Sunday 15 January 2017

The importance of pilgrimage

An essay from William Wildblood at Albion Awakening:

I agree - and indeed try to make my holidays into some kind of pilgrimage - focused on a specific act of pious homage to some person whom I admire or place that has personal meaning, when possible; although I don't take this aspect as seriously as I should.

For instance, in 2011 when the family visited Oxford I went to CS Lewis's church in Headington Quarry to see where he was buried (alongside his brother Warnie), attended a communion service and sat in Jack Lewis's regular seat (which was hidden from the pulpit - Lewis used to sneak-out before the sermon, typically). By arrangement, I and a few others were shown around Jack and Warnie's home The Kilns, and wandered the grounds - meditating and reading.

I walked one evening alone to look at Tolkien's two homes in North Oxford, later visited his grave; and one early morning found the graves of Charles Williams and Hugo Dyson.

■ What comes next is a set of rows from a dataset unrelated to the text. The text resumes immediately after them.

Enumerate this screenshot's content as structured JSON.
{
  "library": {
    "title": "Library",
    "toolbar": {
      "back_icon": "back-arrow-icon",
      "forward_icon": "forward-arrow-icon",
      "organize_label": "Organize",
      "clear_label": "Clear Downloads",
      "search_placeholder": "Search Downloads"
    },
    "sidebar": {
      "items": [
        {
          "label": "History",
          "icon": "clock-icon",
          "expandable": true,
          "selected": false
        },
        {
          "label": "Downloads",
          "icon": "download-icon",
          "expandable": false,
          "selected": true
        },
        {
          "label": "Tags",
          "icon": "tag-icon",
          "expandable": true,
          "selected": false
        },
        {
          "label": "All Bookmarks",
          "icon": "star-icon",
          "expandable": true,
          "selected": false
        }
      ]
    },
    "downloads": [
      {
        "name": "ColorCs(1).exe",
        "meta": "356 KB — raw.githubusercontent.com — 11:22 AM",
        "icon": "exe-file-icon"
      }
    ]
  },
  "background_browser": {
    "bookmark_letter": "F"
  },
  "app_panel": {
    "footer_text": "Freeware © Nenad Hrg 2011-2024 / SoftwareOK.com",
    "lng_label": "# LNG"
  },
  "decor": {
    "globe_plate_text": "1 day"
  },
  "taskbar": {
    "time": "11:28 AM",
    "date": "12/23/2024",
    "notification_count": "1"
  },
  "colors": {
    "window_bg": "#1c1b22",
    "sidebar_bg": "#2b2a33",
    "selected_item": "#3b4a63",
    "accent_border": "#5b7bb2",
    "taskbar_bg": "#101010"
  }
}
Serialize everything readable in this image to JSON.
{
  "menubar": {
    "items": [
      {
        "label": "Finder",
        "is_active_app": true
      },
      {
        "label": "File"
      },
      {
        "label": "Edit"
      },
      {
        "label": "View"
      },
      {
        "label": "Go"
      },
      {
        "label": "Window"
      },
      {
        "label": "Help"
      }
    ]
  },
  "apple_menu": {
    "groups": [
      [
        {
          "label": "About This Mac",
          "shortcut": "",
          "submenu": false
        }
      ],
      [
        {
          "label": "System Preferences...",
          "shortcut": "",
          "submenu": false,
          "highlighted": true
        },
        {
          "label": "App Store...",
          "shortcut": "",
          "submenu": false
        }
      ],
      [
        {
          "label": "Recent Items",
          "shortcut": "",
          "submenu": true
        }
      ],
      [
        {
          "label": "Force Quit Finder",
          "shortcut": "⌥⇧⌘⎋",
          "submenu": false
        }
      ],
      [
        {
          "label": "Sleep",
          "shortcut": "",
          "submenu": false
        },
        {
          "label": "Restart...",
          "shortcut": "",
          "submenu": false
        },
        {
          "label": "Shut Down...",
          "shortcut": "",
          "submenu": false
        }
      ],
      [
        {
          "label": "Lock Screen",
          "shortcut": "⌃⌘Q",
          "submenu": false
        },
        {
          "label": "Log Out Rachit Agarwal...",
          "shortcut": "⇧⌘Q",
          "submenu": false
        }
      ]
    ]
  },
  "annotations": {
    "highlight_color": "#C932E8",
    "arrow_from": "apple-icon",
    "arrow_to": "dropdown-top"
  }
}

On a 1998 visit to New England I visited Emerson's house in Concord, and the graves of the Transcendentalists in Sleepy Hollow; and my wife and I walked around Walden Pond very early one Fall morning when nobody else was around. In New Hampshire, we later visited Franconia and Bethlehem - for their connections with Robert Frost.